The Supreme Court recently issued an opinion parsing out the practical concerns at play in a post-divorce life insurance case.  Specifically, in Sveen v. Melin, a former spouse designated as primary beneficiary in her ex-husband’s life-insurance policy urged the Court to dissect the constitutionality of a Minnesota statute that automatically revoked such designation upon divorce.  After review, the Supreme Court determined that revocation-upon-divorce statutes are indeed constitutional when applied retroactively.

To better understand the case at hand, consider the following facts: Mark Sveen married Kaye Melin in 1997 and designated her as the primary beneficiary of his life-insurance policy.  In 2002, Minnesota revised its code so that the designation of a spouse as a beneficiary would automatically be revoked upon divorce.  Mark and Kaye divorced in 2007, and much to the surprise of his children, he failed to update the beneficiary designation.  So, when Mark died in 2011, the insurance company was uncertain how to proceed: should it pay the proceeds to Mark’s ex-wife (Kaye), or alternatively, to Mark’s children?  Phrased differently, should the insurance company follow Mark’s original instruction, or alternatively, Minnesota’s new statute?  Given this predicament, the insurance company asked the Court for help.

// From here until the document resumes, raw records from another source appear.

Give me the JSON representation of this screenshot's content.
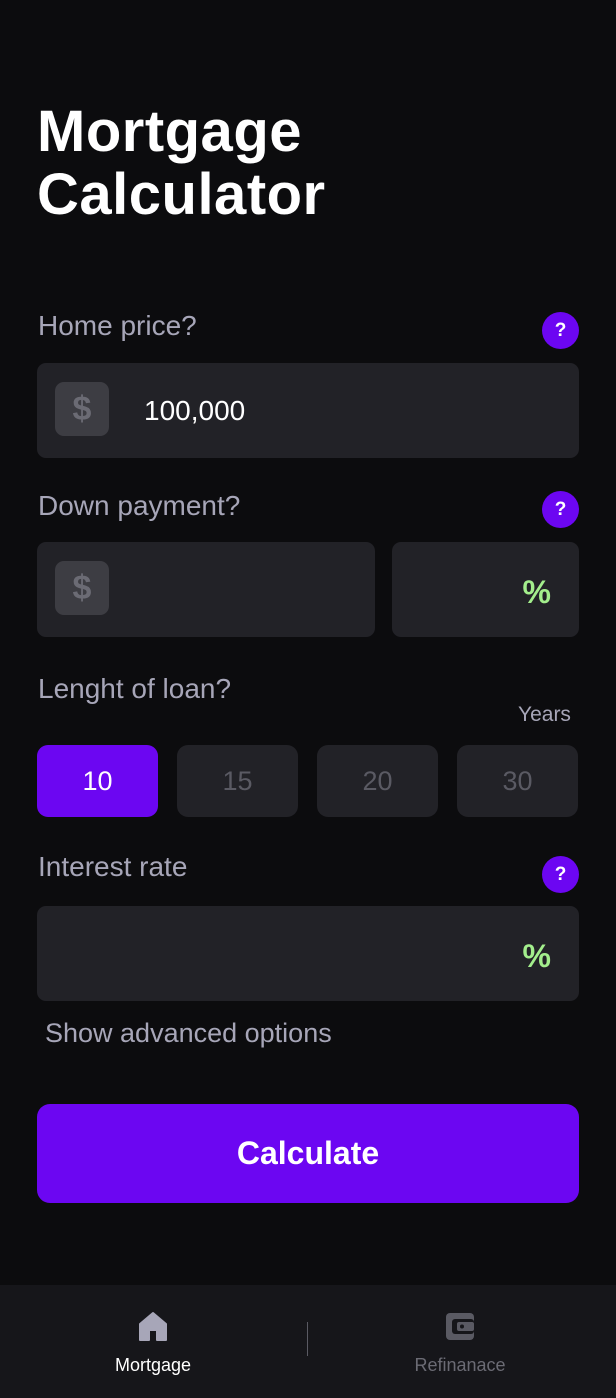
{
  "header": {
    "title_line1": "Mortgage",
    "title_line2": "Calculator"
  },
  "home_price": {
    "label": "Home price?",
    "help": "?",
    "currency": "$",
    "value": "100,000"
  },
  "down_payment": {
    "label": "Down payment?",
    "help": "?",
    "currency": "$",
    "amount": "",
    "percent_symbol": "%"
  },
  "loan_length": {
    "label": "Lenght of loan?",
    "unit": "Years",
    "options": [
      "10",
      "15",
      "20",
      "30"
    ],
    "selected": "10"
  },
  "interest_rate": {
    "label": "Interest rate",
    "help": "?",
    "value": "",
    "percent_symbol": "%"
  },
  "advanced_link": "Show advanced options",
  "calculate_button": "Calculate",
  "tabbar": {
    "items": [
      {
        "label": "Mortgage",
        "icon": "home-icon",
        "active": true
      },
      {
        "label": "Refinanace",
        "icon": "wallet-icon",
        "active": false
      }
    ]
  },
  "colors": {
    "accent": "#6c06f2",
    "percent": "#a3ee8c",
    "background": "#0c0c0e",
    "field": "#222227"
  }
}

In an 8-1 opinion, the Court held that the retroactive application of Minnesota’s revocation-upon-divorce statute does not violate the contracts clause of the Constitution.  According to the Court, the law in this case was meant to reflect the policyholder’s intent, thus supporting, rather than frustrating, the contractual scheme.  Reasonably so, Mark, amongst many others, would probably not want his life insurance proceeds to pass to his ex-wife.  Furthermore, the law in this case was unlikely to defeat the policyholder’s expectations, as the policyholder could not sensibly assume a beneficiary designation would remain in place post-divorce.  Moreover, the law in this case purely functioned as a default rule, which the policyholder could undo at any point in time by submitting a new beneficiary designation form.  According to the Court, the hassle, or lack thereof, of such negligible paperwork does not violate the contracts clause under its established precedent.

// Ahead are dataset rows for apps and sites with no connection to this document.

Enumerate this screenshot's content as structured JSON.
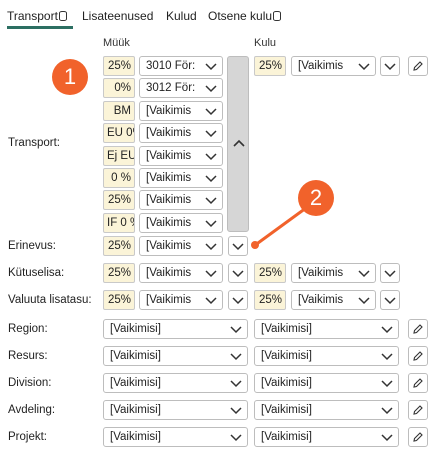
{
  "tabs": [
    {
      "label": "Transport"
    },
    {
      "label": "Lisateenused"
    },
    {
      "label": "Kulud"
    },
    {
      "label": "Otsene kulu"
    }
  ],
  "columns": {
    "sales": "Müük",
    "cost": "Kulu"
  },
  "labels": {
    "transport": "Transport:",
    "erinevus": "Erinevus:",
    "kytuselisa": "Kütuselisa:",
    "valuuta": "Valuuta lisatasu:",
    "region": "Region:",
    "resurs": "Resurs:",
    "division": "Division:",
    "avdeling": "Avdeling:",
    "projekt": "Projekt:"
  },
  "transport_rows": [
    {
      "rate": "25%",
      "vat": "3010 För:"
    },
    {
      "rate": "0%",
      "vat": "3012 För:"
    },
    {
      "rate": "BM",
      "vat": "[Vaikimis"
    },
    {
      "rate": "EU 0%",
      "vat": "[Vaikimis"
    },
    {
      "rate": "Ej EU",
      "vat": "[Vaikimis"
    },
    {
      "rate": "0 %",
      "vat": "[Vaikimis"
    },
    {
      "rate": "25%",
      "vat": "[Vaikimis"
    },
    {
      "rate": "IF 0 %",
      "vat": "[Vaikimis"
    }
  ],
  "transport_cost": {
    "rate": "25%",
    "vat": "[Vaikimis"
  },
  "erinevus": {
    "rate": "25%",
    "vat": "[Vaikimis"
  },
  "kytuselisa": {
    "sales_rate": "25%",
    "sales_vat": "[Vaikimis",
    "cost_rate": "25%",
    "cost_vat": "[Vaikimis"
  },
  "valuuta": {
    "sales_rate": "25%",
    "sales_vat": "[Vaikimis",
    "cost_rate": "25%",
    "cost_vat": "[Vaikimis"
  },
  "dimensions": {
    "region": {
      "sales": "[Vaikimisi]",
      "cost": "[Vaikimisi]"
    },
    "resurs": {
      "sales": "[Vaikimisi]",
      "cost": "[Vaikimisi]"
    },
    "division": {
      "sales": "[Vaikimisi]",
      "cost": "[Vaikimisi]"
    },
    "avdeling": {
      "sales": "[Vaikimisi]",
      "cost": "[Vaikimisi]"
    },
    "projekt": {
      "sales": "[Vaikimisi]",
      "cost": "[Vaikimisi]"
    }
  },
  "callouts": {
    "one": "1",
    "two": "2"
  },
  "colors": {
    "tab_underline": "#2c6f62",
    "rate_bg": "#fbf4d8",
    "callout": "#f1622b"
  },
  "icons": [
    "database-icon",
    "chevron-down-icon",
    "chevron-up-icon",
    "pencil-icon"
  ]
}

Like Minnesota, Texas has a similar statute under the Texas Family Code §9.301, which is why the Supreme Court’s decision is particularly relevant to us.  In Texas, a divorce invalidates any pre-divorce designation of the former spouse as a beneficiary of life insurance unless (1) the decree designates the insured’s former spouse as the beneficiary, (2) the insured re-designates the former spouse as the beneficiary after rendition of the decree, or (3) the former spouse is designated to receive the proceeds in trust for, on behalf of, or for the benefit of a child or a dependent of either former spouse.  It is important to keep in mind, however, that this state statute is preempted by ERISA!

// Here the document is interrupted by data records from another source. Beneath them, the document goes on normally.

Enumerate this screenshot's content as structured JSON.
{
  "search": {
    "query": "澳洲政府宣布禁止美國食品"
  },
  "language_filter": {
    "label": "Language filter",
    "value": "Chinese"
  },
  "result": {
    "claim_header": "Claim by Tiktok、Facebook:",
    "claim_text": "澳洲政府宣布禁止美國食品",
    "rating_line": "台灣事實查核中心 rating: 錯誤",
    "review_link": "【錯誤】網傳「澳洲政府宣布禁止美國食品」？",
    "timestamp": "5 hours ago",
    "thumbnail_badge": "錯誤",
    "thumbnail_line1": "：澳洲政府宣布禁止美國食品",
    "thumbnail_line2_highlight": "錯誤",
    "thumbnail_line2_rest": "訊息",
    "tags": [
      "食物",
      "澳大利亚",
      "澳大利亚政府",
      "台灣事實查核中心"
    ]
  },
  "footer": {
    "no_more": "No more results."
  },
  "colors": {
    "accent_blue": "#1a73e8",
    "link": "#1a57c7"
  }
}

This post comes from Saira Ukani, summer law clerk for O’Neil Wysocki. Saira is a law student at the University of Texas School of Law. She is interested in family law as a career after law school. We are happy to have her helping with our blog as well!